There’s probably nothing better – and just about nothing worse.
It’s March Break. You’ve packed up the brood for a day at the park/zoo/tutor (kidding) and you’re excited by the prospect of taking some great snaps of the day. Perfect for that shiny SLR you got on sale in January. You stuff a bag with a couple of lenses, memory cards, cleaner, maybe a flash (or two). Then you lug the thing to the park/zoo/tutor and spend the day cursing as you balance changing lenses with changing diapers.
Big cameras and multiple-lenses are great – for other days. When it’s time to get out and enjoy your family, you want to get out and enjoy your family.
So do that.

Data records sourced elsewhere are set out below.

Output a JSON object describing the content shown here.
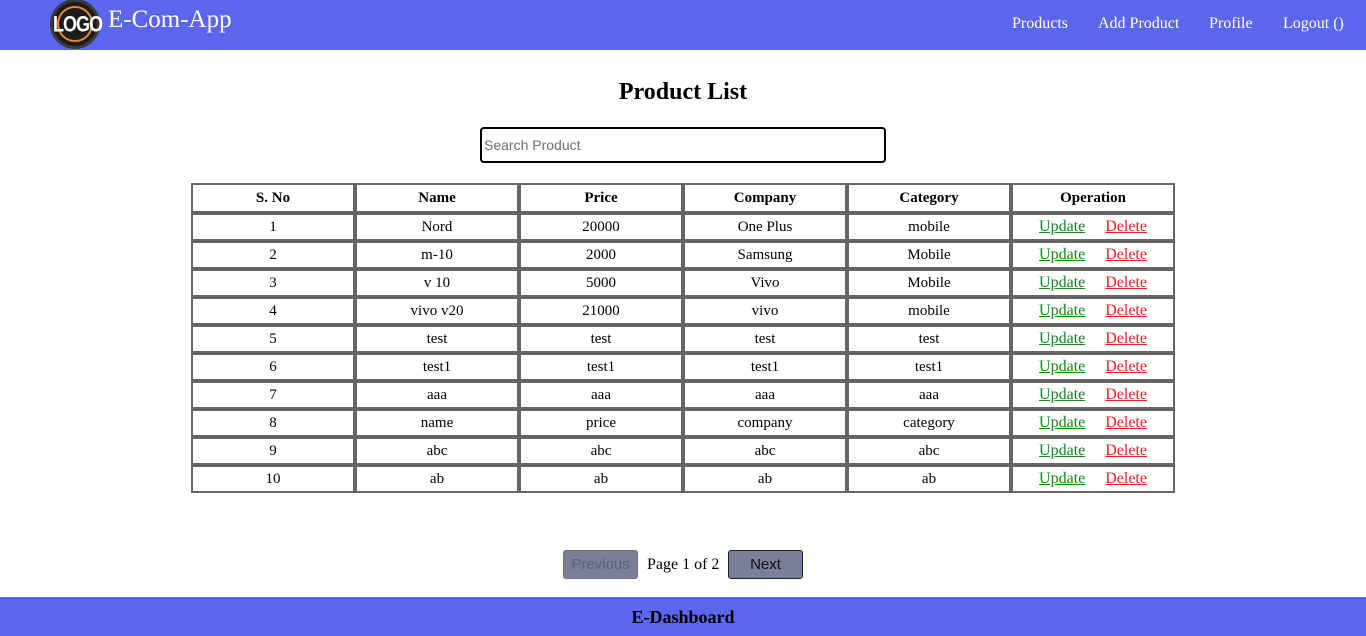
{
  "header": {
    "logo_text": "LOGO",
    "app_title": "E-Com-App",
    "nav": [
      "Products",
      "Add Product",
      "Profile",
      "Logout ()"
    ]
  },
  "main": {
    "title": "Product List",
    "search_placeholder": "Search Product",
    "table": {
      "columns": [
        "S. No",
        "Name",
        "Price",
        "Company",
        "Category",
        "Operation"
      ],
      "rows": [
        [
          "1",
          "Nord",
          "20000",
          "One Plus",
          "mobile"
        ],
        [
          "2",
          "m-10",
          "2000",
          "Samsung",
          "Mobile"
        ],
        [
          "3",
          "v 10",
          "5000",
          "Vivo",
          "Mobile"
        ],
        [
          "4",
          "vivo v20",
          "21000",
          "vivo",
          "mobile"
        ],
        [
          "5",
          "test",
          "test",
          "test",
          "test"
        ],
        [
          "6",
          "test1",
          "test1",
          "test1",
          "test1"
        ],
        [
          "7",
          "aaa",
          "aaa",
          "aaa",
          "aaa"
        ],
        [
          "8",
          "name",
          "price",
          "company",
          "category"
        ],
        [
          "9",
          "abc",
          "abc",
          "abc",
          "abc"
        ],
        [
          "10",
          "ab",
          "ab",
          "ab",
          "ab"
        ]
      ],
      "update_label": "Update",
      "delete_label": "Delete"
    }
  },
  "pagination": {
    "previous_label": "Previous",
    "page_info": "Page 1 of 2",
    "next_label": "Next"
  },
  "footer": {
    "text": "E-Dashboard"
  },
  "colors": {
    "navbar": "#5b66ec",
    "update_link": "#11881b",
    "delete_link": "#e5242a",
    "button_bg": "#7a7f98"
  }
}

When I hit the park these days, it’s generally with a teeny-tiny iPhone in the hip pocket or a point-and-shoot – even a compact SLR with a small zoom lens does the trick. I don’t worry about the camera at all on days like these. I just head out and try to take interesting photos without worrying about the technology. And you know what? Mum, Nana and friends like that there’s a document of what’s happening, which is the real reason you’re taking photos in the first place.
How do you get the most out of that camera? Remember these (non-technical) details.
Tell a story.
|Establishing shot - good to tell a story.|
|Balance the wide stuff against the portrait shots.|
We went to the park the other day for a couple of hours of hanging off monkey bars and spinning in tire swings. To make sure we remembered the trip the right way, I started with an establishing shot of the park, the followed up with photos of each player – so we could remember each child’s day the right way. Create a story with lots of big wide shots and close ups to share with friends or family.
Shoot – a lot.
Shooting without regard for settings and other photo trickery means lots of overexposed images, blinking eyes and dirty faces. Work around that by loading up your camera with lots and lots of photos. Instead of snapping one picture at the top of the slide, snap four – you’re bound to get something you like.
Don’t get tripped up by the settings.
Stick the camera on “P” and maaaaaybe think about setting the white balance (not really necessary if you’re shooting RAW files). Let your camera or phone do the work today. You’ve got lots of chasing to do instead.
Outside? One word – shade.
Noonday will render just about every picture crazy bright and include squinty eyes from your subjects. Do your best to get them into a shady area (or hope for a nice cloudy day) to get photos that look evenly lit.
Inside? Look for nifty angles.
Put something in the foreground and focus on the background. Try getting down low to exaggerate the subject. Get in super close and crop out part of your subject.